DATA SECTION below:

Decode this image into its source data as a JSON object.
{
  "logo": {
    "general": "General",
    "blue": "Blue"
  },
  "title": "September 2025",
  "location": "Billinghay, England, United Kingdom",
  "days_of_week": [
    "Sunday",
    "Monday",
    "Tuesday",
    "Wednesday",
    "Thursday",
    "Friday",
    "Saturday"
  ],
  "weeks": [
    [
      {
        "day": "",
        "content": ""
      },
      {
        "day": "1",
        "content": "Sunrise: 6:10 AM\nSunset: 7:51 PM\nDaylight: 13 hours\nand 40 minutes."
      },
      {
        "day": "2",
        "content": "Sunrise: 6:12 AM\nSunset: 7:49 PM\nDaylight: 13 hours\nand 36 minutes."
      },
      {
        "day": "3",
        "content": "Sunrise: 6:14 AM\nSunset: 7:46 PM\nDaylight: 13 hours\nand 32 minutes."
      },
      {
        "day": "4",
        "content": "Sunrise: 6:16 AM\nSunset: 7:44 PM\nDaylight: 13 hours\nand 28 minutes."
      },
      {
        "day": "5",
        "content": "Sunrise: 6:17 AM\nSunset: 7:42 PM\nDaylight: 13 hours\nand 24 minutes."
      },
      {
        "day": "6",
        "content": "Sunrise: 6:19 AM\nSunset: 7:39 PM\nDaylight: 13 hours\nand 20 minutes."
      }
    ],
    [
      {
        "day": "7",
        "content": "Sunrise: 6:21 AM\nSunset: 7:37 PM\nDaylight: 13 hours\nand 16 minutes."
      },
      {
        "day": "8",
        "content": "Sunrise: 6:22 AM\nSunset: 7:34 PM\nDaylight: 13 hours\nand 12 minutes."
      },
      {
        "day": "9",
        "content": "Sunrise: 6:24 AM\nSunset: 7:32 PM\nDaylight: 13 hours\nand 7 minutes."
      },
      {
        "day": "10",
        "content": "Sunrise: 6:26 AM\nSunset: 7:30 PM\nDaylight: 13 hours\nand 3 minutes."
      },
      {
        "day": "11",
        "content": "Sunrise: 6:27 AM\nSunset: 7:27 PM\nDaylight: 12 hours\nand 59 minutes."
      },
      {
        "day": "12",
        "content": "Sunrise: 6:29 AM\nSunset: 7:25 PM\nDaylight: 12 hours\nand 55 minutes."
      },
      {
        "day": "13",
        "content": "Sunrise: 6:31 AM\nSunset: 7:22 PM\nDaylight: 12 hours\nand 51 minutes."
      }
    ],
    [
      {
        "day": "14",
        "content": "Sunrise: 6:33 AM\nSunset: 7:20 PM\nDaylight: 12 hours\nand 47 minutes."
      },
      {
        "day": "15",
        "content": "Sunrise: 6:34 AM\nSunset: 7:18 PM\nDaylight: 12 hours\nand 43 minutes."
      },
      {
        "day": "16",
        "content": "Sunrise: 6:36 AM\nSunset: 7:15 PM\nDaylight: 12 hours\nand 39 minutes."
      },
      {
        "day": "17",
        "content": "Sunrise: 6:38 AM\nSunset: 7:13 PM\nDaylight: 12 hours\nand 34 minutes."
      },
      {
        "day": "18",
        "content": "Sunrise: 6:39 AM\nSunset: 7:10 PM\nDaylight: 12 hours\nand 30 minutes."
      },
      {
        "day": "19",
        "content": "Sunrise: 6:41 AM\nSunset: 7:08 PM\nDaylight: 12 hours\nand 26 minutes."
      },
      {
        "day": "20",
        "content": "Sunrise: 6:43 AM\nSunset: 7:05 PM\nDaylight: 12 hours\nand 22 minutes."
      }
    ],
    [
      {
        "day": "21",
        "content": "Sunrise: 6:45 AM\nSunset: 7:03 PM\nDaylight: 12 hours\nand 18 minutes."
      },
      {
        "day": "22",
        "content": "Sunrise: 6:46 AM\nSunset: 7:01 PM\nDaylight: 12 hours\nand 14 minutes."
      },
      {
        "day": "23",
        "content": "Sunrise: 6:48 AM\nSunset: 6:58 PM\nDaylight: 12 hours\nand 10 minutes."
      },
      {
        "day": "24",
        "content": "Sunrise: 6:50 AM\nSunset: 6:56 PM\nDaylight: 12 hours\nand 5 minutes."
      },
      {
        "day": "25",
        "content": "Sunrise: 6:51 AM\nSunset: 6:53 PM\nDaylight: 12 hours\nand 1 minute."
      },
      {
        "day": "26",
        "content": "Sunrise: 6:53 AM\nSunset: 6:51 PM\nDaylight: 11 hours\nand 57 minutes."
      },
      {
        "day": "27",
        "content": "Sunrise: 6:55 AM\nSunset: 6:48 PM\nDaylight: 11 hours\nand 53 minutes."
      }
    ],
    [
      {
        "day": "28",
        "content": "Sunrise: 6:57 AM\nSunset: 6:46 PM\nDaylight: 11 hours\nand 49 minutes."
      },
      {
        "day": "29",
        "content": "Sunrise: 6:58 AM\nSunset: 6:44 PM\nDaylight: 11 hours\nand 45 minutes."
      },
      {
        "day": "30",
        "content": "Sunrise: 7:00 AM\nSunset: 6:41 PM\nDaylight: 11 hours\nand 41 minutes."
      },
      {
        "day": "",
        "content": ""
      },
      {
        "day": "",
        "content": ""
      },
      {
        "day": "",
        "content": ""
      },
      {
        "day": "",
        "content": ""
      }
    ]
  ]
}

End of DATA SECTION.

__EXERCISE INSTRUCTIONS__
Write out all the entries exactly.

__RESULT BELOW__
Decode this image into its source data as a JSON object.
{
  "logo": {
    "general": "General",
    "blue": "Blue"
  },
  "title": "September 2025",
  "location": "Billinghay, England, United Kingdom",
  "days_of_week": [
    "Sunday",
    "Monday",
    "Tuesday",
    "Wednesday",
    "Thursday",
    "Friday",
    "Saturday"
  ],
  "weeks": [
    [
      {
        "day": "",
        "content": ""
      },
      {
        "day": "1",
        "content": "Sunrise: 6:10 AM\nSunset: 7:51 PM\nDaylight: 13 hours\nand 40 minutes."
      },
      {
        "day": "2",
        "content": "Sunrise: 6:12 AM\nSunset: 7:49 PM\nDaylight: 13 hours\nand 36 minutes."
      },
      {
        "day": "3",
        "content": "Sunrise: 6:14 AM\nSunset: 7:46 PM\nDaylight: 13 hours\nand 32 minutes."
      },
      {
        "day": "4",
        "content": "Sunrise: 6:16 AM\nSunset: 7:44 PM\nDaylight: 13 hours\nand 28 minutes."
      },
      {
        "day": "5",
        "content": "Sunrise: 6:17 AM\nSunset: 7:42 PM\nDaylight: 13 hours\nand 24 minutes."
      },
      {
        "day": "6",
        "content": "Sunrise: 6:19 AM\nSunset: 7:39 PM\nDaylight: 13 hours\nand 20 minutes."
      }
    ],
    [
      {
        "day": "7",
        "content": "Sunrise: 6:21 AM\nSunset: 7:37 PM\nDaylight: 13 hours\nand 16 minutes."
      },
      {
        "day": "8",
        "content": "Sunrise: 6:22 AM\nSunset: 7:34 PM\nDaylight: 13 hours\nand 12 minutes."
      },
      {
        "day": "9",
        "content": "Sunrise: 6:24 AM\nSunset: 7:32 PM\nDaylight: 13 hours\nand 7 minutes."
      },
      {
        "day": "10",
        "content": "Sunrise: 6:26 AM\nSunset: 7:30 PM\nDaylight: 13 hours\nand 3 minutes."
      },
      {
        "day": "11",
        "content": "Sunrise: 6:27 AM\nSunset: 7:27 PM\nDaylight: 12 hours\nand 59 minutes."
      },
      {
        "day": "12",
        "content": "Sunrise: 6:29 AM\nSunset: 7:25 PM\nDaylight: 12 hours\nand 55 minutes."
      },
      {
        "day": "13",
        "content": "Sunrise: 6:31 AM\nSunset: 7:22 PM\nDaylight: 12 hours\nand 51 minutes."
      }
    ],
    [
      {
        "day": "14",
        "content": "Sunrise: 6:33 AM\nSunset: 7:20 PM\nDaylight: 12 hours\nand 47 minutes."
      },
      {
        "day": "15",
        "content": "Sunrise: 6:34 AM\nSunset: 7:18 PM\nDaylight: 12 hours\nand 43 minutes."
      },
      {
        "day": "16",
        "content": "Sunrise: 6:36 AM\nSunset: 7:15 PM\nDaylight: 12 hours\nand 39 minutes."
      },
      {
        "day": "17",
        "content": "Sunrise: 6:38 AM\nSunset: 7:13 PM\nDaylight: 12 hours\nand 34 minutes."
      },
      {
        "day": "18",
        "content": "Sunrise: 6:39 AM\nSunset: 7:10 PM\nDaylight: 12 hours\nand 30 minutes."
      },
      {
        "day": "19",
        "content": "Sunrise: 6:41 AM\nSunset: 7:08 PM\nDaylight: 12 hours\nand 26 minutes."
      },
      {
        "day": "20",
        "content": "Sunrise: 6:43 AM\nSunset: 7:05 PM\nDaylight: 12 hours\nand 22 minutes."
      }
    ],
    [
      {
        "day": "21",
        "content": "Sunrise: 6:45 AM\nSunset: 7:03 PM\nDaylight: 12 hours\nand 18 minutes."
      },
      {
        "day": "22",
        "content": "Sunrise: 6:46 AM\nSunset: 7:01 PM\nDaylight: 12 hours\nand 14 minutes."
      },
      {
        "day": "23",
        "content": "Sunrise: 6:48 AM\nSunset: 6:58 PM\nDaylight: 12 hours\nand 10 minutes."
      },
      {
        "day": "24",
        "content": "Sunrise: 6:50 AM\nSunset: 6:56 PM\nDaylight: 12 hours\nand 5 minutes."
      },
      {
        "day": "25",
        "content": "Sunrise: 6:51 AM\nSunset: 6:53 PM\nDaylight: 12 hours\nand 1 minute."
      },
      {
        "day": "26",
        "content": "Sunrise: 6:53 AM\nSunset: 6:51 PM\nDaylight: 11 hours\nand 57 minutes."
      },
      {
        "day": "27",
        "content": "Sunrise: 6:55 AM\nSunset: 6:48 PM\nDaylight: 11 hours\nand 53 minutes."
      }
    ],
    [
      {
        "day": "28",
        "content": "Sunrise: 6:57 AM\nSunset: 6:46 PM\nDaylight: 11 hours\nand 49 minutes."
      },
      {
        "day": "29",
        "content": "Sunrise: 6:58 AM\nSunset: 6:44 PM\nDaylight: 11 hours\nand 45 minutes."
      },
      {
        "day": "30",
        "content": "Sunrise: 7:00 AM\nSunset: 6:41 PM\nDaylight: 11 hours\nand 41 minutes."
      },
      {
        "day": "",
        "content": ""
      },
      {
        "day": "",
        "content": ""
      },
      {
        "day": "",
        "content": ""
      },
      {
        "day": "",
        "content": ""
      }
    ]
  ]
}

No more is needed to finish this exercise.